"You owe him your allegiance."
It had stung, that, like a slap in the face.
What the hell are you saying, Elf? he had wanted to spit, with all the force of his blunted anger and confusion. But he had held his tongue, knowing somehow that the Elf was right. Not liking it any better, but knowing there was no argument which he could offer.
"Gondor has no King. Gondor needs no King."
His protests were hollow—-he knew it, and so did they; but they were merciful, allowing him to soothe his injured pride without further comment. Boromir had resumed his seat and brooded; he couldn't believe how foolish, how naive they were all being about this. That...thing. Isildur's Bane.
They wanted to take it right into the heart of the Dark Lord's land and hand it over, and all would be lost to the Shadow. That was what it would amount to. It was mad to think they could destroy it, and sheer idiocy not to use such a powerful force for good when it had fallen into their hands.
Boromir could not believe such stubborn foolishness, and finally he had said so. That situation had deteriorated rapidly, but it seemed he was completely in the minority with his opinion.
Then the hobbit-lad, the halfling, had come forward, the Fellowship had begun to form-—and finally he added his assent to the madness they had planned.
"If this is indeed the will of the Council, Gondor will see it done."
Complete madness. But if he did not go with them, they would only have chosen another, and he would have no other chance to sway them when their ways had parted.

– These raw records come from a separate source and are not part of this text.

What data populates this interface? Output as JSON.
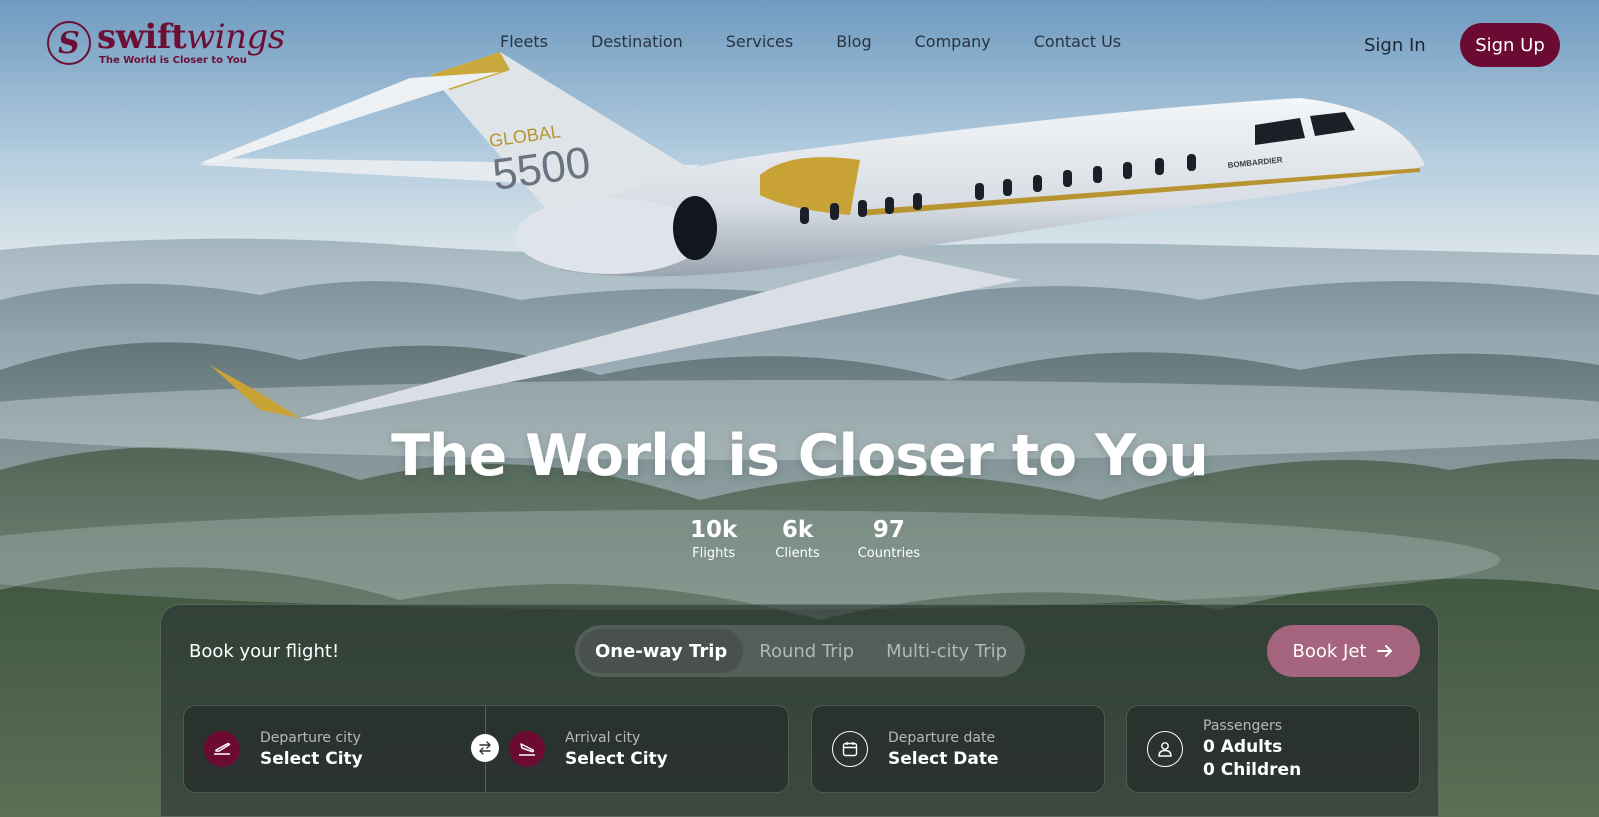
{
  "brand": {
    "name_part1": "swift",
    "name_part2": "wings",
    "tagline": "The World is Closer to You",
    "mark": "S",
    "color": "#6b0a33"
  },
  "nav": {
    "items": [
      "Fleets",
      "Destination",
      "Services",
      "Blog",
      "Company",
      "Contact Us"
    ]
  },
  "auth": {
    "sign_in": "Sign In",
    "sign_up": "Sign Up"
  },
  "hero": {
    "headline": "The World is Closer to You",
    "aircraft_model_line1": "GLOBAL",
    "aircraft_model_line2": "5500",
    "aircraft_brand": "BOMBARDIER",
    "stats": [
      {
        "value": "10k",
        "label": "Flights"
      },
      {
        "value": "6k",
        "label": "Clients"
      },
      {
        "value": "97",
        "label": "Countries"
      }
    ]
  },
  "booking": {
    "title": "Book your flight!",
    "trip_types": [
      "One-way Trip",
      "Round Trip",
      "Multi-city Trip"
    ],
    "active_trip_type": "One-way Trip",
    "book_button": "Book Jet",
    "departure": {
      "label": "Departure city",
      "value": "Select City",
      "icon": "takeoff-icon"
    },
    "arrival": {
      "label": "Arrival city",
      "value": "Select City",
      "icon": "landing-icon"
    },
    "date": {
      "label": "Departure date",
      "value": "Select Date",
      "icon": "calendar-icon"
    },
    "passengers": {
      "label": "Passengers",
      "adults": "0 Adults",
      "children": "0 Children",
      "icon": "user-icon"
    }
  }
}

So now he found himself here, in the depths of the strange realm known as Lothlorien, Lorien of the Blossoms, ruled by the witch queen. The uncanny elven Lady, Galadriel. She made his bones turn to ice, and then liquefy, with just a glance. She spoke into his mind, confirming his worst fears-and yet speaking hope, where he could see none.
And wonder of wonders, the King had seen his troubled look, and come to speak with him.
The King who was always at a distance, always seemed to be on the other side. The King who had never understood him.
Yet now he felt almost a kinship with him, a connection. Aragorn seemed to understand what he was trying to say, and more, what he did not say.
He too loved the White City, that much was clear in his eyes. His presence was soothing, the stillness he wore like a cloak about him drew even the most troubled heart into a place of quiet and of peace. That quiet strength encouraged and inspired those who followed him, this Man who was Isildur's Heir.
The Heir who bore the sword reforged from the Blade that was Broken. Already he was the King, though not yet fully revealed, one could see that he was no ordinary man.
Boromir knew that he was truly the King, that the Elf at the Council had been right in saying he was the rightful King of Gondor. The King he had grudgingly come to respect, even admire, in the course of their journey to this place.
Aragorn, son of Arathorn, a Man among Men indeed. Who could help but admire him, the strength and grace with which he carried himself, the courage and nobility which shone from his spirit, the fervent dedication to his cause.
All he can do is try his best to give whatever the King may need of him. Try to be a strong warrior and a faithful captain, expecting nothing more than to be allowed to serve. Expecting no more than a few kind words or a brief hand of friendship, no more than a little shared laughter now and then. Expecting that he will not be taken into the King's confidence, spoken with heart to heart.
And why should he, when he has shown how little he knows of the burdens of the King? When he has been rude and proud and spoken harshly of the course they have chosen to follow, the course the King believes that he must take to defeat the Shadow.
I have been not only proud and arrogant, but also blind and foolish—-forgive me, Lord. I would have made amends. Whatever you asked of me, I would do, and glad to be of service.
To fight for him, in this hopeless war; for he brings hope, he is the hope. To grant him any wish or request that is in his power. To love and serve and watch as he becomes the ruler of the Stone Land and of all Men--
To die for, if need be...yes, perhaps that would be best...
"I would have followed you, my brother. My captain. My King..."